Silicon Valley Bank failure causes stress

Olivia Atkinson

Art by Kate Xia

After filing for bankruptcy on March 10, Silicon Valley Bank was purchased by First Citizens Bank from the Federal Deposit Insurance Corporation. First Citizens will now take over the sale of all SVB’s deposits and loans.

Days prior to filing for bankruptcy, SVB sold its government bonds and incurred a loss of $1.8 billion because of a significant increase in the interest rate of bonds at the time of the sale.

In addition to the issue with its bonds, Economics teacher Grant Blackburn said the bank failed due to faulty investment decisions.

“SVB collapsed largely because of bad risk management,” Blackburn said. “They should have looked at their balance sheet and realized they’re not well diversified. You don’t want to buy all of one asset, because if that asset does poorly, you’ve lost all your money.”

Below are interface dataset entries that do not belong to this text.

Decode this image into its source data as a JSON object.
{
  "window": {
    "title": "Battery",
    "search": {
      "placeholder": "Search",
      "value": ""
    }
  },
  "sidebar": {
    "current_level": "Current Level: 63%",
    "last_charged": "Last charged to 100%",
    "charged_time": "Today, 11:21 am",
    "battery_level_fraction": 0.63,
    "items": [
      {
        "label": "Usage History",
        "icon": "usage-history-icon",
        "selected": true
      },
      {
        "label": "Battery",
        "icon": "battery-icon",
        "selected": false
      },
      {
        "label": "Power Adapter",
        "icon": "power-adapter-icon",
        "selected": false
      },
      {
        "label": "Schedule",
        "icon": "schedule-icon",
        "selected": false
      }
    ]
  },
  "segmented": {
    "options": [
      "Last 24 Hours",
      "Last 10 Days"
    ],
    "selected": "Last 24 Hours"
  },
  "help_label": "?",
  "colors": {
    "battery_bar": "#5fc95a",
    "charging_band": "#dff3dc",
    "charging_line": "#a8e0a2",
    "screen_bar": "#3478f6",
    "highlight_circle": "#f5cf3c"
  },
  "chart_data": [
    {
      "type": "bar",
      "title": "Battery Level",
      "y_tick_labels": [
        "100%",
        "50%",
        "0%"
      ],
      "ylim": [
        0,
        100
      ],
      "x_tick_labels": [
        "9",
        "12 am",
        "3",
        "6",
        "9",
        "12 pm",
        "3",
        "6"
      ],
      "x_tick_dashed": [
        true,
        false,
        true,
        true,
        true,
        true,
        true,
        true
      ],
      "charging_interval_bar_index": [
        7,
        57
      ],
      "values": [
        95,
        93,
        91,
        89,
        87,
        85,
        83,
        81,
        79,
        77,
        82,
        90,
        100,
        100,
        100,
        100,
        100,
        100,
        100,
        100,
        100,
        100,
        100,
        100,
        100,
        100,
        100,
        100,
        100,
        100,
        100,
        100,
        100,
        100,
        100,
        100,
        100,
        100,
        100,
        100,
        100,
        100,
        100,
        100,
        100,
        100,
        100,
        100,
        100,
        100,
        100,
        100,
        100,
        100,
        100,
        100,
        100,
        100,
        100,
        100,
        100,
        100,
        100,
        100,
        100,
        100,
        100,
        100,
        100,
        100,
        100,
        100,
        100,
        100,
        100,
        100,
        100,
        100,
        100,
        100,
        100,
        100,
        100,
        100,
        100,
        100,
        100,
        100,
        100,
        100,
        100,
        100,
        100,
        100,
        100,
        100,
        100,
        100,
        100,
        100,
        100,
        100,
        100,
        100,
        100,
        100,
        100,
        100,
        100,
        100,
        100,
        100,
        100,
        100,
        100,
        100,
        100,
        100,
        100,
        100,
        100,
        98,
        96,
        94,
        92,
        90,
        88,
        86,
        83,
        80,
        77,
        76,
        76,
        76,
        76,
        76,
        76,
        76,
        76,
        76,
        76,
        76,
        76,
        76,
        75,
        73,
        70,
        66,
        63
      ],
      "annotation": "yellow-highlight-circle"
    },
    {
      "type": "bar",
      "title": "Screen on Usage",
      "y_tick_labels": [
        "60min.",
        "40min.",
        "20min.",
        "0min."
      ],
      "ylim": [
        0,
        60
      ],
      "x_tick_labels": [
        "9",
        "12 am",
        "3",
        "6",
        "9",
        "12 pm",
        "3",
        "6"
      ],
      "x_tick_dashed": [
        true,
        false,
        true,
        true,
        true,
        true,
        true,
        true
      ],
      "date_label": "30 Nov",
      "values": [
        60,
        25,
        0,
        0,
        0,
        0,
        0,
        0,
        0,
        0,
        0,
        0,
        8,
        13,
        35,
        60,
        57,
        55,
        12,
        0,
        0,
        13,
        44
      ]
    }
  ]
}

Senior Niklas Hagstroem, who said he became engrossed in researching the SVB failure after it happened, said SVB’s decision to invest in government bonds when interest rates were low was a poor decision because the bonds’ value decreased as interest rates went up. 

“The fundamental business concept was kind of risky,” Hagstroem said. “They gambled it all on red when red had been rolled four times in a row.”

According to Blackburn, SVB’s poor decisions have affected the entire community.

“There’s gonna be a lot of ripple effects,” Blackburn said. “Anybody that works for the bank, their future is unknown.”

Senior Samantha Lee’s parents banked with SVB and were among those impacted by the failure. Lee said her family was able to recoup its money but also said the event opened her eyes to the risks of depositing money in banks.

“I feel that (being aware about the economy) is important because I don’t know if people understand the implications (the SVB’s failure) could have had if the federal government hadn’t stepped in,” Lee said. “(There) could have been a recession, and that would have impacted us all.”

According to junior Roshan Nadhani, who made investments after the crash, SVB’s failure has deeper implications that extend beyond the company. He said in addition to the SVB employees who will lose their jobs, people working in other companies may face similar consequences.

“A lot of companies are ready to lay off a lot of their employees just because they couldn’t pay them,” Nadhani said. “If you’re working at a startup, you’re worried that you won’t get paid or that you might get laid off because your company is worried that you might sue them.”

Nadhani said the SVB failure will also impact the community long term as people will likely shift to larger banks such as Citibank and JP Morgan because they have more stability.

In addition, Blackburn said SVB’s failure may make people more cautious about spending money.

“Their future is unknown,” Blackburn said. “And so whenever you’re in an unknown situation, you are immediately going to stop spending money (and) start saving money, and that’s going to have an impact on our economy.” 

Blackburn said SVB’s failure can teach people valuable lessons about financial literacy and help them become more aware of the economy.

Blackburn said, “If you understand how banks work, and how the FDIC works, then perhaps you’re going to make better decisions and not react fearfully.”